Still, this is exciting news, and provides an excellent example of how advances in one area of science can provide new possibilities for others. In this case, these insights provide fresh hope for a day when children and adults with type 1 diabetes can live long, healthy lives without the need for frequent insulin injections.
 Immune-evasive human islet-like organoids ameliorate diabetes. [published online ahead of print, 2020 Aug 19]. Yoshihara E, O’Connor C, Gasser E, Wei Z, Oh TG, Tseng TW, Wang D, Cayabyab F, Dai Y, Yu RT, Liddle C, Atkins AR, Downes M, Evans RM. Nature. 2020 Aug 19. [Epub ahead of publication]
 Generation of Functional Human Pancreatic β Cells In Vitro. Pagliuca FW, Millman JR, Gürtler M, Segel M, Van Dervort A, Ryu JH, Peterson QP, Greiner D, Melton DA. Cell. 2014 Oct 9;159(2):428-39.
 ERRγ is required for the metabolic maturation of therapeutically functional glucose-responsive β cells. Yoshihara E, Wei Z, Lin CS, Fang S, Ahmadian M, Kida Y, Tseng T, Dai Y, Yu RT, Liddle C, Atkins AR, Downes M, Evans RM. Cell Metab. 2016 Apr 12; 23(4):622-634.
Type 1 Diabetes (National Institute of Diabetes and Digestive and Kidney Diseases/NIH)
Pancreatic Islet Transplantation (National Institute of Diabetes and Digestive and Kidney Diseases)
“The Nobel Prize in Physiology or Medicine 2012” for Induced Pluripotent Stem Cells, The Nobel Prize news release, October 8, 2012.
Evans Lab (Salk Institute, La Jolla, CA)
NIH Support: National Institute of Diabetes and Digestive and Kidney Diseases; National Cancer Institute
Posted on by Dr. Francis Collins
People with diabetes have benefited tremendously from advances in monitoring and controlling blood sugar, but they’re still waiting and hoping for a cure. Some of the most exciting possibilities aim to replace the function of the insulin-secreting pancreatic beta cells that is deficient in diabetes.

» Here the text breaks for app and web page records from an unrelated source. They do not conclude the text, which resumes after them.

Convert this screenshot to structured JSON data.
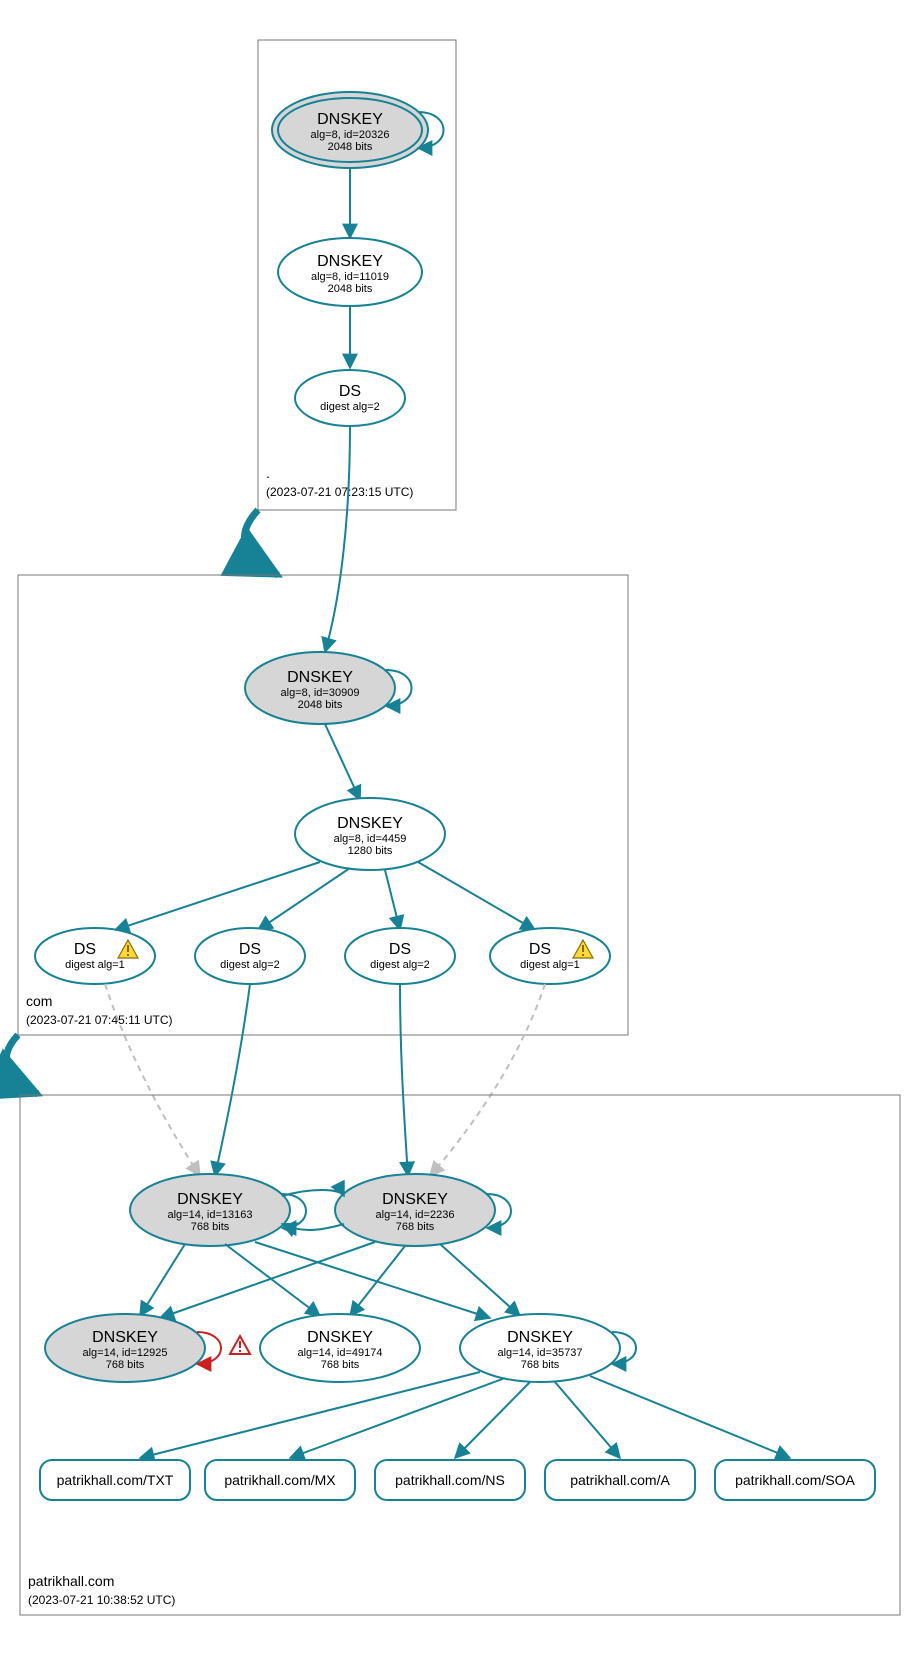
{
  "zones": {
    "root": {
      "label": ".",
      "timestamp": "(2023-07-21 07:23:15 UTC)"
    },
    "com": {
      "label": "com",
      "timestamp": "(2023-07-21 07:45:11 UTC)"
    },
    "leaf": {
      "label": "patrikhall.com",
      "timestamp": "(2023-07-21 10:38:52 UTC)"
    }
  },
  "nodes": {
    "root_ksk": {
      "title": "DNSKEY",
      "sub1": "alg=8, id=20326",
      "sub2": "2048 bits"
    },
    "root_zsk": {
      "title": "DNSKEY",
      "sub1": "alg=8, id=11019",
      "sub2": "2048 bits"
    },
    "root_ds": {
      "title": "DS",
      "sub1": "digest alg=2"
    },
    "com_ksk": {
      "title": "DNSKEY",
      "sub1": "alg=8, id=30909",
      "sub2": "2048 bits"
    },
    "com_zsk": {
      "title": "DNSKEY",
      "sub1": "alg=8, id=4459",
      "sub2": "1280 bits"
    },
    "com_ds1": {
      "title": "DS",
      "sub1": "digest alg=1"
    },
    "com_ds2": {
      "title": "DS",
      "sub1": "digest alg=2"
    },
    "com_ds3": {
      "title": "DS",
      "sub1": "digest alg=2"
    },
    "com_ds4": {
      "title": "DS",
      "sub1": "digest alg=1"
    },
    "leaf_ksk1": {
      "title": "DNSKEY",
      "sub1": "alg=14, id=13163",
      "sub2": "768 bits"
    },
    "leaf_ksk2": {
      "title": "DNSKEY",
      "sub1": "alg=14, id=2236",
      "sub2": "768 bits"
    },
    "leaf_k3": {
      "title": "DNSKEY",
      "sub1": "alg=14, id=12925",
      "sub2": "768 bits"
    },
    "leaf_k4": {
      "title": "DNSKEY",
      "sub1": "alg=14, id=49174",
      "sub2": "768 bits"
    },
    "leaf_k5": {
      "title": "DNSKEY",
      "sub1": "alg=14, id=35737",
      "sub2": "768 bits"
    }
  },
  "rrsets": {
    "txt": "patrikhall.com/TXT",
    "mx": "patrikhall.com/MX",
    "ns": "patrikhall.com/NS",
    "a": "patrikhall.com/A",
    "soa": "patrikhall.com/SOA"
  },
  "colors": {
    "stroke": "#178196",
    "nodefill_sep": "#d6d6d6",
    "nodefill_plain": "#ffffff",
    "zoneborder": "#777777",
    "dashed": "#bfbfbf",
    "error": "#cc2020",
    "warn_fill": "#ffd83a",
    "warn_stroke": "#8a6d00"
  }
}
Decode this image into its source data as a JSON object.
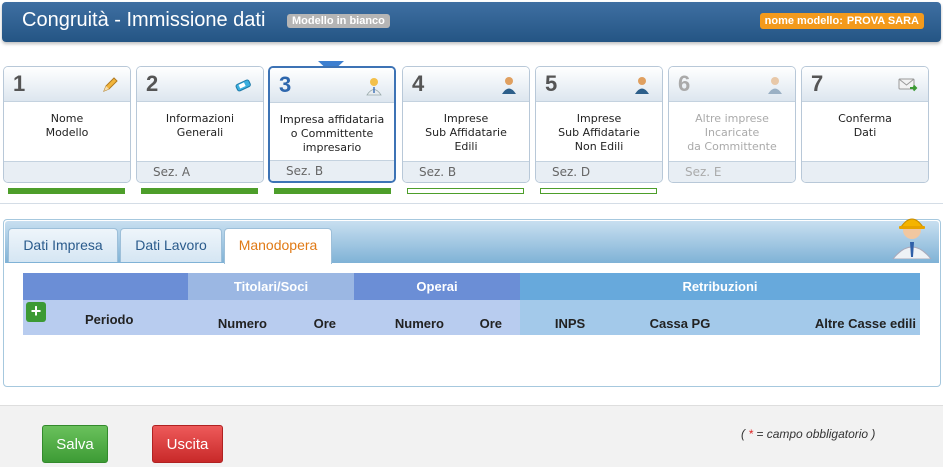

The latest strategy of this kind is called AβCs, short for artificial beta cells.
As you see in the cryo-SEM image above, AβCs are specially designed lipid bubbles, each of which contains hundreds of smaller, ball-like vesicles filled with insulin. The AβCs are engineered to “sense” a rise in blood glucose, triggering biochemical changes in the vesicle and the automatic release of some of its insulin load until blood glucose levels return to normal.
In recent studies of mice with type 1 diabetes, researchers partially supported by NIH found that a single injection of AβCs under the skin could control blood glucose levels for up to five days. With additional optimization and testing, the hope is that people with diabetes may someday be able to receive AβCs through patches that painlessly stick on their skin.
Posted on by Dr. Francis Collins
Modeled after Time’s Person of the Year, the journal Science has a tradition of honoring the year’s most groundbreaking research advances. For 2014, the European Space Agency nabbed first place with the Rosetta spacecraft’s amazing landing on a comet. But biomedical science also was well represented on the “Top 10” list—with NIH helping to support at least four of the advances. So, while I’ve highlighted some of these in the past, I can’t think of a better way for the NIH Director to ring in the New Year than to take a brief look back at these remarkable achievements!
Youth serum for real? Spanish explorer Ponce de Leon may have never discovered the Fountain of Youth, but researchers have engineered an exciting new lead. Researchers fused the circulatory systems of young and old mice to create a shared blood supply. In the old mice, the young blood triggered new muscle and more neural connections, and follow-up studies revealed that their memory formation improved. The researchers discovered that a gene called Creb prompts the rejuvenation. Block the protein produced by Creb, and the young blood loses its anti-aging magic . Another team discovered that a factor called GDF11 increased the number of neural stem cells and stimulated the growth of new blood vessels in the brains of older animals .